Exercise requirements:
Copy down all of the data underneath, exactly as shown.
=== Dataset entries ===
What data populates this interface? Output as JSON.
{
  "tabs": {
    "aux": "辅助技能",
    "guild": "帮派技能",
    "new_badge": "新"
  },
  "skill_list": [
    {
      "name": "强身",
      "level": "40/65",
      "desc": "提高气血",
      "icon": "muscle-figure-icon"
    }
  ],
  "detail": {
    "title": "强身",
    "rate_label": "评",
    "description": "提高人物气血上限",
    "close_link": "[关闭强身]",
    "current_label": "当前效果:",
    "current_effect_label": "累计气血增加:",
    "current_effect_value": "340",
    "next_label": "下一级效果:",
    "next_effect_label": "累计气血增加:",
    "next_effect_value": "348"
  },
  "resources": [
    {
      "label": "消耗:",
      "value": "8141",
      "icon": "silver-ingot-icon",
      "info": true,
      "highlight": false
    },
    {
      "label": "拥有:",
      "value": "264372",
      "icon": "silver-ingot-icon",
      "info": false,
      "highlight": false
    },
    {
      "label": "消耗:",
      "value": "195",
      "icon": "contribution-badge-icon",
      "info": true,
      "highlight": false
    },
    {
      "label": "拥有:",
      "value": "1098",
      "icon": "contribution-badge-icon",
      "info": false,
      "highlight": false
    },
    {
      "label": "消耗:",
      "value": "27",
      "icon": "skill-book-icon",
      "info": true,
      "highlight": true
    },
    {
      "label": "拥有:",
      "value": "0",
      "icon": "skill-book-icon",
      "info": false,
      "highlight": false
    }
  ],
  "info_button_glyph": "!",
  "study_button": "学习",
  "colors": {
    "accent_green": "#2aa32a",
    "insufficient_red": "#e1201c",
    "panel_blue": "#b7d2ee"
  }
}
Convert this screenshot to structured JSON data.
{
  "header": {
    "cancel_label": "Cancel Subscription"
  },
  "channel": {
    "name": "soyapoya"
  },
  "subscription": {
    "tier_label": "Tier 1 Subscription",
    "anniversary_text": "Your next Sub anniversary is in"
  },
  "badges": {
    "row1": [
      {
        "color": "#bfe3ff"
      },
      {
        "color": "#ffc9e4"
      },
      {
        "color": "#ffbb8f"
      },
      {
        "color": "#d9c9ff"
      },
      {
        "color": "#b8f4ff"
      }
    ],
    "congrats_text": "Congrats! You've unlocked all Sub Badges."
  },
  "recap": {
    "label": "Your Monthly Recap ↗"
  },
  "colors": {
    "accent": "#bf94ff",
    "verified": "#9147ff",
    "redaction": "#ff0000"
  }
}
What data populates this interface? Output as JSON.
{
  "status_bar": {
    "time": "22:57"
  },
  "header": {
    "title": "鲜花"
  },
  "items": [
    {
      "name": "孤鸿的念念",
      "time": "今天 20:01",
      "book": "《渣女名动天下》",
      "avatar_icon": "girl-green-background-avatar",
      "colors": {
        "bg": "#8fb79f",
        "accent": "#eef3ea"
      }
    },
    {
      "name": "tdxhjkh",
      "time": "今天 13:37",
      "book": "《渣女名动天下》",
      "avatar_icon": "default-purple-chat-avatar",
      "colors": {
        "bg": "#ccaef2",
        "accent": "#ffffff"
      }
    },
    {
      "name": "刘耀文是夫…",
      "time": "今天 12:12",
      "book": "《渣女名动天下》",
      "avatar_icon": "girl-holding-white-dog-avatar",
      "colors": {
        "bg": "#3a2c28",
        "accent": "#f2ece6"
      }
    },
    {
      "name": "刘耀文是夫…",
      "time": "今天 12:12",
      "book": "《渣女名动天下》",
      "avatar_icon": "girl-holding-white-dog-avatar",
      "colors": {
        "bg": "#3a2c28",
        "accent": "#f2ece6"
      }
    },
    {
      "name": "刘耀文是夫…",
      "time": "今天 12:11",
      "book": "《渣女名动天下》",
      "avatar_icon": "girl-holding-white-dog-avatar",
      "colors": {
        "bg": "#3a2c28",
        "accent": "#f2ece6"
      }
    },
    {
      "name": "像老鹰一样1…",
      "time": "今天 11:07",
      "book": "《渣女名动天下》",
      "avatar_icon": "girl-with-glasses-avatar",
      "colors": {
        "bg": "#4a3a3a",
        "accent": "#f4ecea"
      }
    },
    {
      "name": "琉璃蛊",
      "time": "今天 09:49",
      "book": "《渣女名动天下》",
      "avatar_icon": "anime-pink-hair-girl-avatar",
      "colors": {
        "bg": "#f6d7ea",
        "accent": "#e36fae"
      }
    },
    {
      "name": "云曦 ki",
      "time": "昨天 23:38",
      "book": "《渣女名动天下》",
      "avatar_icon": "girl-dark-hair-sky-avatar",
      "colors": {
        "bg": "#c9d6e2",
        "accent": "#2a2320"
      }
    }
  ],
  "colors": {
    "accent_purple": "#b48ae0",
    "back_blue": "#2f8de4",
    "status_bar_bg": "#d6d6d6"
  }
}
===
Result:
What data populates this interface? Output as JSON.
{
  "tabs": {
    "aux": "辅助技能",
    "guild": "帮派技能",
    "new_badge": "新"
  },
  "skill_list": [
    {
      "name": "强身",
      "level": "40/65",
      "desc": "提高气血",
      "icon": "muscle-figure-icon"
    }
  ],
  "detail": {
    "title": "强身",
    "rate_label": "评",
    "description": "提高人物气血上限",
    "close_link": "[关闭强身]",
    "current_label": "当前效果:",
    "current_effect_label": "累计气血增加:",
    "current_effect_value": "340",
    "next_label": "下一级效果:",
    "next_effect_label": "累计气血增加:",
    "next_effect_value": "348"
  },
  "resources": [
    {
      "label": "消耗:",
      "value": "8141",
      "icon": "silver-ingot-icon",
      "info": true,
      "highlight": false
    },
    {
      "label": "拥有:",
      "value": "264372",
      "icon": "silver-ingot-icon",
      "info": false,
      "highlight": false
    },
    {
      "label": "消耗:",
      "value": "195",
      "icon": "contribution-badge-icon",
      "info": true,
      "highlight": false
    },
    {
      "label": "拥有:",
      "value": "1098",
      "icon": "contribution-badge-icon",
      "info": false,
      "highlight": false
    },
    {
      "label": "消耗:",
      "value": "27",
      "icon": "skill-book-icon",
      "info": true,
      "highlight": true
    },
    {
      "label": "拥有:",
      "value": "0",
      "icon": "skill-book-icon",
      "info": false,
      "highlight": false
    }
  ],
  "info_button_glyph": "!",
  "study_button": "学习",
  "colors": {
    "accent_green": "#2aa32a",
    "insufficient_red": "#e1201c",
    "panel_blue": "#b7d2ee"
  }
}
Convert this screenshot to structured JSON data.
{
  "header": {
    "cancel_label": "Cancel Subscription"
  },
  "channel": {
    "name": "soyapoya"
  },
  "subscription": {
    "tier_label": "Tier 1 Subscription",
    "anniversary_text": "Your next Sub anniversary is in"
  },
  "badges": {
    "row1": [
      {
        "color": "#bfe3ff"
      },
      {
        "color": "#ffc9e4"
      },
      {
        "color": "#ffbb8f"
      },
      {
        "color": "#d9c9ff"
      },
      {
        "color": "#b8f4ff"
      }
    ],
    "congrats_text": "Congrats! You've unlocked all Sub Badges."
  },
  "recap": {
    "label": "Your Monthly Recap ↗"
  },
  "colors": {
    "accent": "#bf94ff",
    "verified": "#9147ff",
    "redaction": "#ff0000"
  }
}
What data populates this interface? Output as JSON.
{
  "status_bar": {
    "time": "22:57"
  },
  "header": {
    "title": "鲜花"
  },
  "items": [
    {
      "name": "孤鸿的念念",
      "time": "今天 20:01",
      "book": "《渣女名动天下》",
      "avatar_icon": "girl-green-background-avatar",
      "colors": {
        "bg": "#8fb79f",
        "accent": "#eef3ea"
      }
    },
    {
      "name": "tdxhjkh",
      "time": "今天 13:37",
      "book": "《渣女名动天下》",
      "avatar_icon": "default-purple-chat-avatar",
      "colors": {
        "bg": "#ccaef2",
        "accent": "#ffffff"
      }
    },
    {
      "name": "刘耀文是夫…",
      "time": "今天 12:12",
      "book": "《渣女名动天下》",
      "avatar_icon": "girl-holding-white-dog-avatar",
      "colors": {
        "bg": "#3a2c28",
        "accent": "#f2ece6"
      }
    },
    {
      "name": "刘耀文是夫…",
      "time": "今天 12:12",
      "book": "《渣女名动天下》",
      "avatar_icon": "girl-holding-white-dog-avatar",
      "colors": {
        "bg": "#3a2c28",
        "accent": "#f2ece6"
      }
    },
    {
      "name": "刘耀文是夫…",
      "time": "今天 12:11",
      "book": "《渣女名动天下》",
      "avatar_icon": "girl-holding-white-dog-avatar",
      "colors": {
        "bg": "#3a2c28",
        "accent": "#f2ece6"
      }
    },
    {
      "name": "像老鹰一样1…",
      "time": "今天 11:07",
      "book": "《渣女名动天下》",
      "avatar_icon": "girl-with-glasses-avatar",
      "colors": {
        "bg": "#4a3a3a",
        "accent": "#f4ecea"
      }
    },
    {
      "name": "琉璃蛊",
      "time": "今天 09:49",
      "book": "《渣女名动天下》",
      "avatar_icon": "anime-pink-hair-girl-avatar",
      "colors": {
        "bg": "#f6d7ea",
        "accent": "#e36fae"
      }
    },
    {
      "name": "云曦 ki",
      "time": "昨天 23:38",
      "book": "《渣女名动天下》",
      "avatar_icon": "girl-dark-hair-sky-avatar",
      "colors": {
        "bg": "#c9d6e2",
        "accent": "#2a2320"
      }
    }
  ],
  "colors": {
    "accent_purple": "#b48ae0",
    "back_blue": "#2f8de4",
    "status_bar_bg": "#d6d6d6"
  }
}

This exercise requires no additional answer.